Let me say that I hope I’m not the only parent that assumed babies would have a proportionally smaller gas production capacity. I knew babies got stomachaches from gas but I assumed that was just because their stomachs are so much smaller. I was wrong. My dainty little lady produces enough gas to float the Hindenburg. It’s amazing her stomach hasn’t exploded.
Unfortunately, all the other options for relieving infant gas are much more time intensive. If you are nursing it’s time to investigate your diet and eliminate possibly irritating foods like caffeine, onions, dairy milk, cabbage, etc. I must say I feel a little hypocritical recommending this because I always just assumed my diet rotated enough that whatever food bugged her wasn’t worth tracking down. I’m embarrassingly lazy when it comes to food. Of course, if your infant is on formula or solid food, you would apply the same investigation to their diet. Other solutions (as offered by HealthyChildren.org) include spacing feedings by at least 2 to 2.5 hours, introducing a pacifier (aka the original lifesaver) or laying your baby stomach down on your lap while rubbing their back (my husband would call this the tooting position).

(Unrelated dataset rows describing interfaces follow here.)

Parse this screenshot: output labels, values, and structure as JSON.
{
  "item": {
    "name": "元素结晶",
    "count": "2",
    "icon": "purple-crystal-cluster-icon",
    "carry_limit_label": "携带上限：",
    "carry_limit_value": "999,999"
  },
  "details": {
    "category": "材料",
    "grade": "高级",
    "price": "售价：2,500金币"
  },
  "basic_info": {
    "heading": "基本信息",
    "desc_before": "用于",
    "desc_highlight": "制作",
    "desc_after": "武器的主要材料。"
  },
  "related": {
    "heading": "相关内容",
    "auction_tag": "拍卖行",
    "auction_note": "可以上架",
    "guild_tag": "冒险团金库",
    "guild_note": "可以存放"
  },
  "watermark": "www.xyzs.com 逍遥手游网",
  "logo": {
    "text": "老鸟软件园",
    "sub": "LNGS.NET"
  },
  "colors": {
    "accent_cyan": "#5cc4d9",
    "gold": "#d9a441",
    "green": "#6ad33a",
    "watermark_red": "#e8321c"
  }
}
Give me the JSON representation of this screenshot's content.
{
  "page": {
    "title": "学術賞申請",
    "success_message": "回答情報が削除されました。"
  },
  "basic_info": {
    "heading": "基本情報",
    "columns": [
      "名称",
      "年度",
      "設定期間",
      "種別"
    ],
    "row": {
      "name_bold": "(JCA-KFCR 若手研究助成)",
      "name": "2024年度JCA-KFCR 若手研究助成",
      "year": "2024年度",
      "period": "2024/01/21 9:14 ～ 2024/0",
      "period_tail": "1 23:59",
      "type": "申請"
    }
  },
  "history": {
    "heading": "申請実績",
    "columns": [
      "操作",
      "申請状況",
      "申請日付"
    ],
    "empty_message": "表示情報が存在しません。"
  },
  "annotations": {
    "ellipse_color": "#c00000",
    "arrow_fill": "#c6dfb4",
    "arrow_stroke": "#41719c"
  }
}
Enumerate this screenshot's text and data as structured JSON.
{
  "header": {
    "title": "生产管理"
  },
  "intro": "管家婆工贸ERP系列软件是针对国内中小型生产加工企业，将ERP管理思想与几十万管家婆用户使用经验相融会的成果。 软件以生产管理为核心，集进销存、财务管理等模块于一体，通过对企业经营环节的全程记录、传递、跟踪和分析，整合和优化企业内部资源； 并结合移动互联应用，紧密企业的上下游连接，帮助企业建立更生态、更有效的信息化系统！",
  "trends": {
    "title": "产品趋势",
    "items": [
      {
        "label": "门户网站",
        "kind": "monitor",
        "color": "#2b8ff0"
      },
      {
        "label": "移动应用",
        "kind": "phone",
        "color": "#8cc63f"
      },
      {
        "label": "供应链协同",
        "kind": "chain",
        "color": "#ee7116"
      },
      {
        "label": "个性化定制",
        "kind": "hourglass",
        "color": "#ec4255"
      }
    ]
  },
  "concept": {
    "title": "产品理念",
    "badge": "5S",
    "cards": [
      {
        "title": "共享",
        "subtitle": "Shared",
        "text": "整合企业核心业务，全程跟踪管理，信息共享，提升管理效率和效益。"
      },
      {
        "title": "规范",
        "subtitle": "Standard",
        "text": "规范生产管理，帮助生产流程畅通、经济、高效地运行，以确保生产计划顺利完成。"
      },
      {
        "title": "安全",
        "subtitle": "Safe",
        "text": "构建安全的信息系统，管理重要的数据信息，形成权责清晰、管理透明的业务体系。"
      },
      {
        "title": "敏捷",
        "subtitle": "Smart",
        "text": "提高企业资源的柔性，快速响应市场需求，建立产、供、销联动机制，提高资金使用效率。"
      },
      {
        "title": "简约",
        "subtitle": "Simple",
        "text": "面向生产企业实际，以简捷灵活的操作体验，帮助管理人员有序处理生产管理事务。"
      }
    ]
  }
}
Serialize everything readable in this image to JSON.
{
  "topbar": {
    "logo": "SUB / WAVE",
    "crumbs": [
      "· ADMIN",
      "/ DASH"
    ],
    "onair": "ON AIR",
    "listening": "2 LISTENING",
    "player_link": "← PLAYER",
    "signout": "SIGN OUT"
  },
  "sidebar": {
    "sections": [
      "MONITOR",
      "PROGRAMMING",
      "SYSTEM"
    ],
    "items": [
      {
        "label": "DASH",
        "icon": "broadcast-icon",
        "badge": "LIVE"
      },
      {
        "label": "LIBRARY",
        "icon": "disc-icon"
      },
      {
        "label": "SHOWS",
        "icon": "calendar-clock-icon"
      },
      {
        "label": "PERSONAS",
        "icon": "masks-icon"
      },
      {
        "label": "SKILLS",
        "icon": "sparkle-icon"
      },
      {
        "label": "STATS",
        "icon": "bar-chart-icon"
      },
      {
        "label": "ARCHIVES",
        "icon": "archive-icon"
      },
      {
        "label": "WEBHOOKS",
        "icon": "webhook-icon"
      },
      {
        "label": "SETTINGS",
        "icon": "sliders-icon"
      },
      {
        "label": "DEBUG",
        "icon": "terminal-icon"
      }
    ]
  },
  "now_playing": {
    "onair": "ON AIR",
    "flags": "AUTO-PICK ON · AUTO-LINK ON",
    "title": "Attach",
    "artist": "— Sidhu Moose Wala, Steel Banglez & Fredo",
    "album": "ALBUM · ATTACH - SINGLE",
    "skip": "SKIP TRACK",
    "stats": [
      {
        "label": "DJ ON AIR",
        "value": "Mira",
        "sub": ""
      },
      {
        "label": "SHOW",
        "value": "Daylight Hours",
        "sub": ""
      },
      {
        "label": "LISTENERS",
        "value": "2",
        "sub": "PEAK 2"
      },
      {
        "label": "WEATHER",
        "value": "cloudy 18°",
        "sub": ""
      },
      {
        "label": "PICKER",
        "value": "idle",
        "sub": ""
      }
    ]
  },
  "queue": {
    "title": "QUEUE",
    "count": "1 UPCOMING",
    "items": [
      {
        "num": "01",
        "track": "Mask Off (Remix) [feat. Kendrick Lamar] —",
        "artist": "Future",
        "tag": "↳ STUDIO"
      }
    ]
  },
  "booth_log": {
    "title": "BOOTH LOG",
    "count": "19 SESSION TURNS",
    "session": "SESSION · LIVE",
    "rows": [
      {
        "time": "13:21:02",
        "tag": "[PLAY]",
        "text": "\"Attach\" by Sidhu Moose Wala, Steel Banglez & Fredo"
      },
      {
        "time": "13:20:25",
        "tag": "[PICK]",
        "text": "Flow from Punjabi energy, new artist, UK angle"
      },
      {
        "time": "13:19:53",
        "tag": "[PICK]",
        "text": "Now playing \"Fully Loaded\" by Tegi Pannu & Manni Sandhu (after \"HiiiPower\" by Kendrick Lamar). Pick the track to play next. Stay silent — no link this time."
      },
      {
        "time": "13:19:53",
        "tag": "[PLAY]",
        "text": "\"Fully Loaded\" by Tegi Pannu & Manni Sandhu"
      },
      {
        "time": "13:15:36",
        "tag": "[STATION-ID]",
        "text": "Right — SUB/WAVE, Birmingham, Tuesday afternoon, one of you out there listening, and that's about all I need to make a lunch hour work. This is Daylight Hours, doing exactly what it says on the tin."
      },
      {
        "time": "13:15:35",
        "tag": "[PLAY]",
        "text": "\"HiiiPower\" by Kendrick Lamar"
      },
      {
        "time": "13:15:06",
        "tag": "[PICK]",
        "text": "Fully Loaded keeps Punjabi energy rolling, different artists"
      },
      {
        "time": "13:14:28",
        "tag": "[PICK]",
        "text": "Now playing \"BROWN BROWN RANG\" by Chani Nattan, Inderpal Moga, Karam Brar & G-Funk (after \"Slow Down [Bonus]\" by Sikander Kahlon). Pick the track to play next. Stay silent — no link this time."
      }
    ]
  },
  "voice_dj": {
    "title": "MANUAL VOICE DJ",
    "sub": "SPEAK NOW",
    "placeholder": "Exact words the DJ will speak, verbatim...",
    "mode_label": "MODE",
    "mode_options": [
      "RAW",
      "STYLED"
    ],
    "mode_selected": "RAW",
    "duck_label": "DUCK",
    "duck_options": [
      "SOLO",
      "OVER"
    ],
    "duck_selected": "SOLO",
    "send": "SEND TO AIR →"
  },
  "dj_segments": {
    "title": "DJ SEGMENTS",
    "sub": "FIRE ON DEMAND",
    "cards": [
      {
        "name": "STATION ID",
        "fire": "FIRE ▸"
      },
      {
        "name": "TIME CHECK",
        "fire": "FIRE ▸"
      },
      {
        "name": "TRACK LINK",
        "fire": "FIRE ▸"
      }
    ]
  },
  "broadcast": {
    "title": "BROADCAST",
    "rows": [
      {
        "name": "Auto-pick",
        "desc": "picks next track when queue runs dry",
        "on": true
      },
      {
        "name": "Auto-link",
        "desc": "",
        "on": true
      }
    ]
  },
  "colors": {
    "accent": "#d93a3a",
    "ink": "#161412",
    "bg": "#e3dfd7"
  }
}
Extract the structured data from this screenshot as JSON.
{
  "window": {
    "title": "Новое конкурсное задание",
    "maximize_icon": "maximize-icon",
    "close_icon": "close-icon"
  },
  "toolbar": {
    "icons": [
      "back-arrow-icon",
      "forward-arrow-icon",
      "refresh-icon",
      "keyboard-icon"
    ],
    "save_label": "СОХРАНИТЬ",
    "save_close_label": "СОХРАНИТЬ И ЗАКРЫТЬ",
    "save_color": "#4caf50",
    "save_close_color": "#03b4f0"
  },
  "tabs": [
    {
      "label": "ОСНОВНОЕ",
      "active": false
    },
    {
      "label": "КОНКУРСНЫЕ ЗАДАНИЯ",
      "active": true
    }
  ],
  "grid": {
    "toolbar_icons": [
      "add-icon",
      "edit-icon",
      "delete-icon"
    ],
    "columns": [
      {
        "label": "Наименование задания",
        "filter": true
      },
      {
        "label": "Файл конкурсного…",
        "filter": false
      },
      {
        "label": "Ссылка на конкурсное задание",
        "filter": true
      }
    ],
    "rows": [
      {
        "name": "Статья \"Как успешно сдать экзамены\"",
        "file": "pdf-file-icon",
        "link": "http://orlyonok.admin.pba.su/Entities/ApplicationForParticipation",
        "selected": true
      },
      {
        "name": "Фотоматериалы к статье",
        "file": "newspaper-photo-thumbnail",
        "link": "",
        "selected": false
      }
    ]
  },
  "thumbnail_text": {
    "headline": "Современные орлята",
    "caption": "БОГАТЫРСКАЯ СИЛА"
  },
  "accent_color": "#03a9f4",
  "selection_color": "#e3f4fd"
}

On a lighter note, HealthyChildren.org wants to remind you that the crying will calm down to only one or two hours a night after a few months. For some reason they felt the need to follow that information with a reminder to let someone else hang out with baby for awhile if you feel your sanity starting to crack. Ah, parenthood.